				<alias>dockerest</alias>
				<name>cosminul/dockerest:latest</name>

				<run>
					<namingStrategy>alias</namingStrategy>
					<ports>
						<!-- The "tomcat.port" maven-property will be set by this plugin 
							with the actual port used by the container. -->
						<port>tomcat.port:8080</port>
					</ports>
					<wait>
						<tcp>
							<ports>
								<port>8080</port>
							</ports>
						</tcp>
						<time>20000</time>
					</wait>
				</run>
			</image>
		</images>
	</configuration>
	<executions>
		<execution>
			<id>start</id>
			<phase>pre-integration-test</phase>
			<goals>
				<goal>start</goal>
			</goals>
		</execution>
		<execution>
			<id>stop</id>
			<phase>post-integration-test</phase>
			<goals>
				<goal>stop</goal>
			</goals>
		</execution>
	</executions>
</plugin>

In order to make the port available to the test code, we can configure the Maven Failsafe Plugin (which runs our integration and acceptance tests) to map the maven property (defined by the Docker Maven plugin) to a system property:

<plugin>
	<groupId>org.apache.maven.plugins</groupId>
	<artifactId>maven-failsafe-plugin</artifactId>
	<configuration>
		<systemPropertyVariables>
			<webPort>${tomcat.port}</webPort>
		</systemPropertyVariables>
	</configuration>
</plugin>

Then in the Java code we can access the value with System.getProperty:

int port = Integer.parseInt(System.getProperty("webPort"));

Show me the code

There's a complete example for the solution described above.

Sources

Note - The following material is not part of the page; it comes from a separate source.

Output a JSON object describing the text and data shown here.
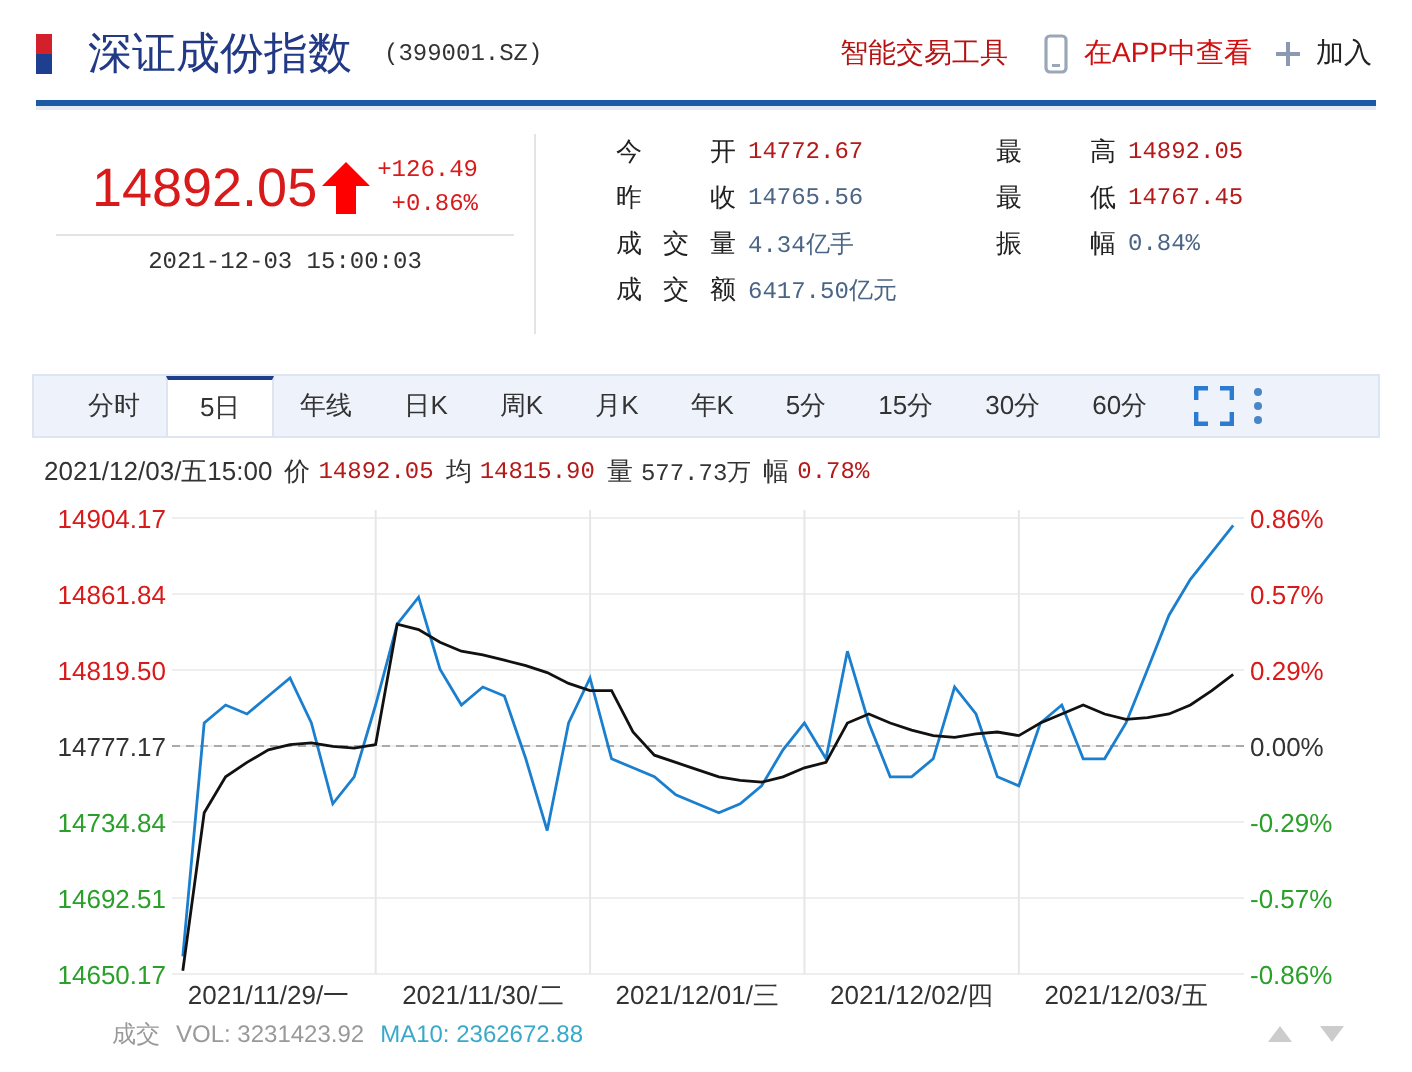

Building a RESTful Web Service with Spring
https://spring.io/guides/gs/rest-service/
Maven Lifecycle Phases
https://maven.apache.org/guides/introduction/introduction-to-the-lifecycle.html